» Work instruction: Say how many lines of the data contain "thumbnail", and nothing more.

Dataset rows for apps and sites
□ □ □ □

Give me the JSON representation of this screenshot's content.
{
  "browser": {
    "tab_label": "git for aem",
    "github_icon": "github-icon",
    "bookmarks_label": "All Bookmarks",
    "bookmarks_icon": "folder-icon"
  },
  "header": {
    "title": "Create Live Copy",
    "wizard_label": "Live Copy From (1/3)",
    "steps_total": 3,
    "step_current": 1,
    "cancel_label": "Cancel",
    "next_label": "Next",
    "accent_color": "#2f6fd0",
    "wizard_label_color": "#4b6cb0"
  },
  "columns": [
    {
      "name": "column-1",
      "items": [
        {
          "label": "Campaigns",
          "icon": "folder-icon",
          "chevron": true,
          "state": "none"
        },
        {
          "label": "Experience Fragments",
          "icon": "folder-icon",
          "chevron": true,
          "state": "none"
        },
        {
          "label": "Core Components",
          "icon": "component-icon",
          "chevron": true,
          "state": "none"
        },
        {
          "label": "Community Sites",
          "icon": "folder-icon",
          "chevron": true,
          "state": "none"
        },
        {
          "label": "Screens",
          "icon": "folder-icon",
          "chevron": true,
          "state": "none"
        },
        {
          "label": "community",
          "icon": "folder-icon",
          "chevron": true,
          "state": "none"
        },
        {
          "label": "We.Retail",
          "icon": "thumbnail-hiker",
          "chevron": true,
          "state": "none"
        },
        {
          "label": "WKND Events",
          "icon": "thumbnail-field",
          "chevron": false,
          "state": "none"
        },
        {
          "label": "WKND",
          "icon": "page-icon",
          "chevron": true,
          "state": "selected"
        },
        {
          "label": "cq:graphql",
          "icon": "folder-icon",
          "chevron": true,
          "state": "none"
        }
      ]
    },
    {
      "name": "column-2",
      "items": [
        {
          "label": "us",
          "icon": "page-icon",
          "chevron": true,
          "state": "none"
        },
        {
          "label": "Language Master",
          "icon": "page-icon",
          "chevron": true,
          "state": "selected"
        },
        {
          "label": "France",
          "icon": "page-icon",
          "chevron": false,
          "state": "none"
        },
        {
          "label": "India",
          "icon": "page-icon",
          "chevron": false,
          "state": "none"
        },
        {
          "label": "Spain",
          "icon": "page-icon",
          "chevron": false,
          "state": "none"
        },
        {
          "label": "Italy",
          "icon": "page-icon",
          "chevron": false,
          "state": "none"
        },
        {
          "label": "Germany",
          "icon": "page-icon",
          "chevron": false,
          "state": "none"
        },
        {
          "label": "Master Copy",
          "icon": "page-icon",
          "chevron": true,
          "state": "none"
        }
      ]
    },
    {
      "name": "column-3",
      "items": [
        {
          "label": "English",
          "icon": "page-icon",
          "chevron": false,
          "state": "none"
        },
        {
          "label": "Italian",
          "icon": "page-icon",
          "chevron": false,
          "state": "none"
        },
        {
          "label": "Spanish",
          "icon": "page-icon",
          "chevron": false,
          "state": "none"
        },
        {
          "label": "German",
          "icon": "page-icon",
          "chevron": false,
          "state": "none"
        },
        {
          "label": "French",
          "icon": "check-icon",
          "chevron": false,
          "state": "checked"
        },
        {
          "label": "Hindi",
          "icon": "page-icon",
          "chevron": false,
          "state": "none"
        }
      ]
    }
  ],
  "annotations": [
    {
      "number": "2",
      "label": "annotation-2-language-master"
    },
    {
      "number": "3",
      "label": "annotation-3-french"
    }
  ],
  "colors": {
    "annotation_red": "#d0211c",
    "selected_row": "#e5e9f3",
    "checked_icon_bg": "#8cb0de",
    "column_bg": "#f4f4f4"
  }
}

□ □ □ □

» Response to the exercise: 2